WHAT IS EXPECTED. Check each line of the data for the string "username". Report how many have it, and give nothing else.

EXERCISE DATA.
+ + + +
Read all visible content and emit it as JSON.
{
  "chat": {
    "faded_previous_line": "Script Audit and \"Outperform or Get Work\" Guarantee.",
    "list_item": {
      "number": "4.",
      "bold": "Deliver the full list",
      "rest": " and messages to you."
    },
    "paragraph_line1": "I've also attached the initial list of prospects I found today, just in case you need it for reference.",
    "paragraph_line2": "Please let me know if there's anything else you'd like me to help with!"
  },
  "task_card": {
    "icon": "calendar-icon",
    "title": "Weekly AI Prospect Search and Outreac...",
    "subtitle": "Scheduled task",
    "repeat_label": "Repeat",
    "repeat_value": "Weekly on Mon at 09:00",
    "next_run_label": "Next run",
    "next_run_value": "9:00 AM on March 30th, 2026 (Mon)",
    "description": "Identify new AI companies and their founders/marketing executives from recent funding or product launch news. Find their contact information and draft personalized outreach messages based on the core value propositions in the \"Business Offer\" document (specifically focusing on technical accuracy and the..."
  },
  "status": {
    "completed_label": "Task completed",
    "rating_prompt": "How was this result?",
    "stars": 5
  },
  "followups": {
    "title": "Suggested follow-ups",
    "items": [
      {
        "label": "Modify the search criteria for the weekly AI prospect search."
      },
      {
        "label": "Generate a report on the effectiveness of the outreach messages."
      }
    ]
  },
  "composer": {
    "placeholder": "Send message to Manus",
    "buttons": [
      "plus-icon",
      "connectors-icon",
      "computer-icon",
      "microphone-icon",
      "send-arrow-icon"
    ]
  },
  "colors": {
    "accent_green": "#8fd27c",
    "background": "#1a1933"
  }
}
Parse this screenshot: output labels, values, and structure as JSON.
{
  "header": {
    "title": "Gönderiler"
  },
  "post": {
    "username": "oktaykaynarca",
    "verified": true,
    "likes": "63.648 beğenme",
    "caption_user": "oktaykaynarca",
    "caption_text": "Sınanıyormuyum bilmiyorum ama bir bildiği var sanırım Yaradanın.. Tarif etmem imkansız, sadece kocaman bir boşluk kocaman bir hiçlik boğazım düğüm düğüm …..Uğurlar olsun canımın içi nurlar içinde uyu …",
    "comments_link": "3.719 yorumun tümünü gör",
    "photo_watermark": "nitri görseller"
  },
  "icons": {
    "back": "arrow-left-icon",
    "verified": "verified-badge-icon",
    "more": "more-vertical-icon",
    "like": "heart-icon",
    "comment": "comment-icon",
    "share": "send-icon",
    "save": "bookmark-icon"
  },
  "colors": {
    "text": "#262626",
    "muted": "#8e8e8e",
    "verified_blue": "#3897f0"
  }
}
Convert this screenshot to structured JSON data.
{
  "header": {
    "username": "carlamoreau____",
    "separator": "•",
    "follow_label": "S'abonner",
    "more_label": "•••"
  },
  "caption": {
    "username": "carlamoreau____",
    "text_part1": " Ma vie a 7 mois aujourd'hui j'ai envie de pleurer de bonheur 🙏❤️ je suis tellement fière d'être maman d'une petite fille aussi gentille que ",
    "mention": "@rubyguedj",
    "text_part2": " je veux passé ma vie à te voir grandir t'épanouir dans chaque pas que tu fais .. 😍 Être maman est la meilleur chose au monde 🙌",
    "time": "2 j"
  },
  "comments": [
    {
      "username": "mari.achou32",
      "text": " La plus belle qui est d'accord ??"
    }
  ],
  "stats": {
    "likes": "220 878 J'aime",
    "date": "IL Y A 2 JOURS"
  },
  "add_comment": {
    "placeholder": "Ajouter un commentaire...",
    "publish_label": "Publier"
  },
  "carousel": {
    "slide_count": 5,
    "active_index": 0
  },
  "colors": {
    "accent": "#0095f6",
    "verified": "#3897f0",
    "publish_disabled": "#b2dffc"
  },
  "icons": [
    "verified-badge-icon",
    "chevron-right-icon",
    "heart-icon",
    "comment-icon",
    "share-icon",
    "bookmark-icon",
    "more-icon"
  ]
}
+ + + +
EXERCISE ANSWER. 4